(Beginning of Data)

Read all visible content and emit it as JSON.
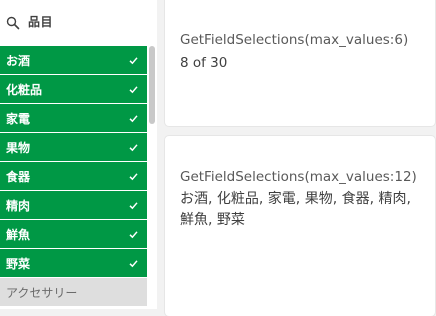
{
  "filter": {
    "title": "品目",
    "items": [
      {
        "label": "お酒",
        "selected": true
      },
      {
        "label": "化粧品",
        "selected": true
      },
      {
        "label": "家電",
        "selected": true
      },
      {
        "label": "果物",
        "selected": true
      },
      {
        "label": "食器",
        "selected": true
      },
      {
        "label": "精肉",
        "selected": true
      },
      {
        "label": "鮮魚",
        "selected": true
      },
      {
        "label": "野菜",
        "selected": true
      },
      {
        "label": "アクセサリー",
        "selected": false
      }
    ],
    "selected_color": "#009845",
    "alternative_color": "#dedede"
  },
  "kpi1": {
    "title": "GetFieldSelections(max_values:6)",
    "value": "8 of 30"
  },
  "kpi2": {
    "title": "GetFieldSelections(max_values:12)",
    "value": "お酒, 化粧品, 家電, 果物, 食器, 精肉, 鮮魚, 野菜"
  }
}
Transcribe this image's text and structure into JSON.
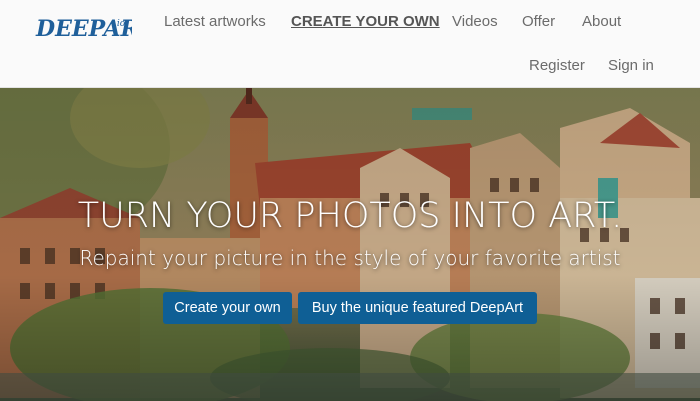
{
  "brand": {
    "logo_text": "DEEPART.io"
  },
  "nav": {
    "items": [
      {
        "label": "Latest artworks"
      },
      {
        "label": "CREATE YOUR OWN",
        "active": true
      },
      {
        "label": "Videos"
      },
      {
        "label": "Offer"
      },
      {
        "label": "About"
      }
    ],
    "account": [
      {
        "label": "Register"
      },
      {
        "label": "Sign in"
      }
    ]
  },
  "hero": {
    "title": "TURN YOUR PHOTOS INTO ART.",
    "subtitle": "Repaint your picture in the style of your favorite artist",
    "buttons": [
      {
        "label": "Create your own"
      },
      {
        "label": "Buy the unique featured DeepArt"
      }
    ]
  },
  "colors": {
    "brand_blue": "#1f5f9a",
    "button_bg": "#0f5f95",
    "nav_text": "#6b6b6b"
  }
}
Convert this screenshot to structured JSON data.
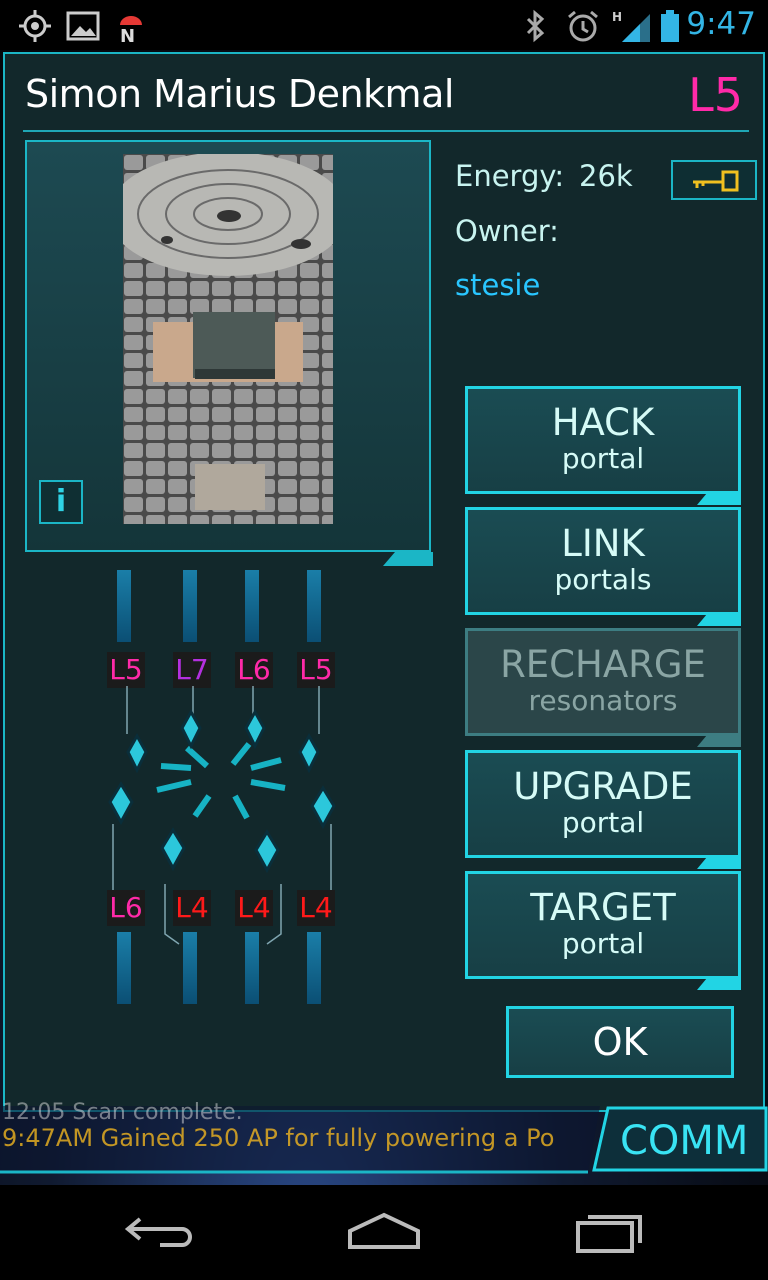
{
  "status_bar": {
    "time": "9:47",
    "icons": [
      "gps-icon",
      "image-notification-icon",
      "android-n-icon",
      "bluetooth-icon",
      "alarm-icon",
      "signal-h-icon",
      "battery-icon"
    ]
  },
  "portal": {
    "title": "Simon Marius Denkmal",
    "level": "L5",
    "energy_label": "Energy:",
    "energy_value": "26k",
    "owner_label": "Owner:",
    "owner_name": "stesie",
    "info_label": "i"
  },
  "resonators": {
    "top_levels": [
      "L5",
      "L7",
      "L6",
      "L5"
    ],
    "bottom_levels": [
      "L6",
      "L4",
      "L4",
      "L4"
    ]
  },
  "actions": [
    {
      "main": "HACK",
      "sub": "portal",
      "enabled": true
    },
    {
      "main": "LINK",
      "sub": "portals",
      "enabled": true
    },
    {
      "main": "RECHARGE",
      "sub": "resonators",
      "enabled": false
    },
    {
      "main": "UPGRADE",
      "sub": "portal",
      "enabled": true
    },
    {
      "main": "TARGET",
      "sub": "portal",
      "enabled": true
    }
  ],
  "ok_label": "OK",
  "comm": {
    "label": "COMM",
    "ticker_line1": "12:05 Scan complete.",
    "ticker_line2": "9:47AM Gained 250 AP for fully powering a Po"
  },
  "colors": {
    "accent": "#1bb6c6",
    "owner": "#29c6ff",
    "level_pink": "#ff2aa8",
    "level_l7": "#b430e0",
    "level_l4": "#ff1a1a",
    "clock": "#33b5e5"
  }
}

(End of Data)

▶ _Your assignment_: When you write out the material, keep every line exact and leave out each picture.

▶ _Output for this exercise_:
Read all visible content and emit it as JSON.
{
  "filter": {
    "title": "品目",
    "items": [
      {
        "label": "お酒",
        "selected": true
      },
      {
        "label": "化粧品",
        "selected": true
      },
      {
        "label": "家電",
        "selected": true
      },
      {
        "label": "果物",
        "selected": true
      },
      {
        "label": "食器",
        "selected": true
      },
      {
        "label": "精肉",
        "selected": true
      },
      {
        "label": "鮮魚",
        "selected": true
      },
      {
        "label": "野菜",
        "selected": true
      },
      {
        "label": "アクセサリー",
        "selected": false
      }
    ],
    "selected_color": "#009845",
    "alternative_color": "#dedede"
  },
  "kpi1": {
    "title": "GetFieldSelections(max_values:6)",
    "value": "8 of 30"
  },
  "kpi2": {
    "title": "GetFieldSelections(max_values:12)",
    "value": "お酒, 化粧品, 家電, 果物, 食器, 精肉, 鮮魚, 野菜"
  }
}
Transcribe this image's text and structure into JSON.
{
  "brand": {
    "logo_text": "DEEPART.io"
  },
  "nav": {
    "items": [
      {
        "label": "Latest artworks"
      },
      {
        "label": "CREATE YOUR OWN",
        "active": true
      },
      {
        "label": "Videos"
      },
      {
        "label": "Offer"
      },
      {
        "label": "About"
      }
    ],
    "account": [
      {
        "label": "Register"
      },
      {
        "label": "Sign in"
      }
    ]
  },
  "hero": {
    "title": "TURN YOUR PHOTOS INTO ART.",
    "subtitle": "Repaint your picture in the style of your favorite artist",
    "buttons": [
      {
        "label": "Create your own"
      },
      {
        "label": "Buy the unique featured DeepArt"
      }
    ]
  },
  "colors": {
    "brand_blue": "#1f5f9a",
    "button_bg": "#0f5f95",
    "nav_text": "#6b6b6b"
  }
}
Convert this screenshot to structured JSON data.
{
  "status_bar": {
    "time": "9:47",
    "icons": [
      "gps-icon",
      "image-notification-icon",
      "android-n-icon",
      "bluetooth-icon",
      "alarm-icon",
      "signal-h-icon",
      "battery-icon"
    ]
  },
  "portal": {
    "title": "Simon Marius Denkmal",
    "level": "L5",
    "energy_label": "Energy:",
    "energy_value": "26k",
    "owner_label": "Owner:",
    "owner_name": "stesie",
    "info_label": "i"
  },
  "resonators": {
    "top_levels": [
      "L5",
      "L7",
      "L6",
      "L5"
    ],
    "bottom_levels": [
      "L6",
      "L4",
      "L4",
      "L4"
    ]
  },
  "actions": [
    {
      "main": "HACK",
      "sub": "portal",
      "enabled": true
    },
    {
      "main": "LINK",
      "sub": "portals",
      "enabled": true
    },
    {
      "main": "RECHARGE",
      "sub": "resonators",
      "enabled": false
    },
    {
      "main": "UPGRADE",
      "sub": "portal",
      "enabled": true
    },
    {
      "main": "TARGET",
      "sub": "portal",
      "enabled": true
    }
  ],
  "ok_label": "OK",
  "comm": {
    "label": "COMM",
    "ticker_line1": "12:05 Scan complete.",
    "ticker_line2": "9:47AM Gained 250 AP for fully powering a Po"
  },
  "colors": {
    "accent": "#1bb6c6",
    "owner": "#29c6ff",
    "level_pink": "#ff2aa8",
    "level_l7": "#b430e0",
    "level_l4": "#ff1a1a",
    "clock": "#33b5e5"
  }
}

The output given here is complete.